Arpudha ananda paagae agandanae ramana unnai
Karpaga thaaruvai naadi kadidhezhun thodi vandhaen
Virpana uruvae kaavai vimalane arut kand andhae
Chirparam / sirparam = God, divine principle; vaazhvu = life; thaen = honey; arpudham = wonderful, miraculous; paagu = sugar syrup; karpaga thaau = wish fulfilling tree; kadidhu = quickly; virpanan/virpannan = master, learned person
Ramana, you who are the divine principle that’s omniscient! Honey that’s mingled with Siva, sweet sugar syrup! You who are everywhere and one with everything! I came running to you seeking as the wish fulfilling tree. You are the peak of wisdom. The Ever Pure One. Please protect me with your glance of grace.
SV is comparing Bhagavan with everything sweet such as holy and sugar syrup (paagu), because the grace of God that is Bhagavan is guaranteed to turn our bitterness into sweet bliss. Bitterness and sweetness emanating from our expectations of the pleasant and avoidance of the unpleasant owing to our duality driven view of life is destroyed by the merciful glance of Bhagavan. This helps us transcend the sufferings resulting from our materialistic views based on our separation of us into ego-induced ‘I’ and a world that’s separate from that ‘I’. In the ensuing state there is only the sweetness of bliss.
Kalpa Taru or Kalpa vriskha is a wish fulfilling tree, which, according to puranas, came as a result of the churning of the milky ocean along with Kamadenu, the wish fulfilling celestial cow. Bhagavan is depicted as Kalpataru as he fulfils the wishes of his devotees. There are many incidents that prove this, from blessing devotees with the conditions to ripen for self realisation to miracles on the material plane, here are just two incidents:
For instance, when Chagganlal Yogi was wanting to sell his printing press, Bhagavan appeared in his dream, showed him the person who will buy the press and the amount.
When a mill-hand who had been blinded by a disease came to Bhagavan pleading with him to restore his sight, Bhagavan sat silently as usual. It so happened the two doctors from Chennai had come to visit Bhagavan before the mill-hand’s visit. The doctors who were at the car outside the ashram, for some reason, came back to the hall and offered their services to help the blind man and latermanaged to restore sight to one eye.

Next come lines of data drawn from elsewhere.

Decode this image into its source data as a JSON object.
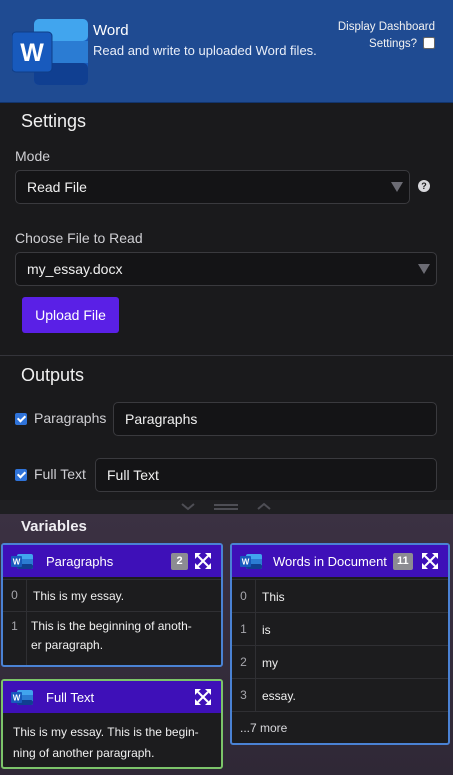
{
  "header": {
    "app_name": "Word",
    "description": "Read and write to uploaded Word files.",
    "dashboard_label": "Display Dashboard",
    "dashboard_label_2": "Settings?",
    "dashboard_checked": false,
    "brand_color": "#1f4b92"
  },
  "settings": {
    "title": "Settings",
    "mode_label": "Mode",
    "mode_value": "Read File",
    "help_icon": "?",
    "file_label": "Choose File to Read",
    "file_value": "my_essay.docx",
    "upload_label": "Upload File",
    "accent_color": "#5a20e6"
  },
  "outputs": {
    "title": "Outputs",
    "items": [
      {
        "label": "Paragraphs",
        "value": "Paragraphs",
        "checked": true
      },
      {
        "label": "Full Text",
        "value": "Full Text",
        "checked": true
      }
    ]
  },
  "variables": {
    "title": "Variables",
    "paragraphs": {
      "title": "Paragraphs",
      "count": "2",
      "rows": [
        {
          "index": "0",
          "line1": "This is my essay.",
          "line2": ""
        },
        {
          "index": "1",
          "line1": "This is the beginning of anoth-",
          "line2": "er paragraph."
        }
      ],
      "border_color": "#4a82d4"
    },
    "full_text": {
      "title": "Full Text",
      "line1": "This is my essay. This is the begin-",
      "line2": "ning of another paragraph.",
      "border_color": "#7cc46a"
    },
    "words": {
      "title": "Words in Document",
      "count": "11",
      "rows": [
        {
          "index": "0",
          "value": "This"
        },
        {
          "index": "1",
          "value": "is"
        },
        {
          "index": "2",
          "value": "my"
        },
        {
          "index": "3",
          "value": "essay."
        }
      ],
      "more": "...7 more",
      "border_color": "#4a82d4"
    }
  }
}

Bhagavan said that there were siddhas and suddhas, the former knew they had powers, the latter, on the other hand, had no idea they had powers which worked through them, and in whose presence miracles happened.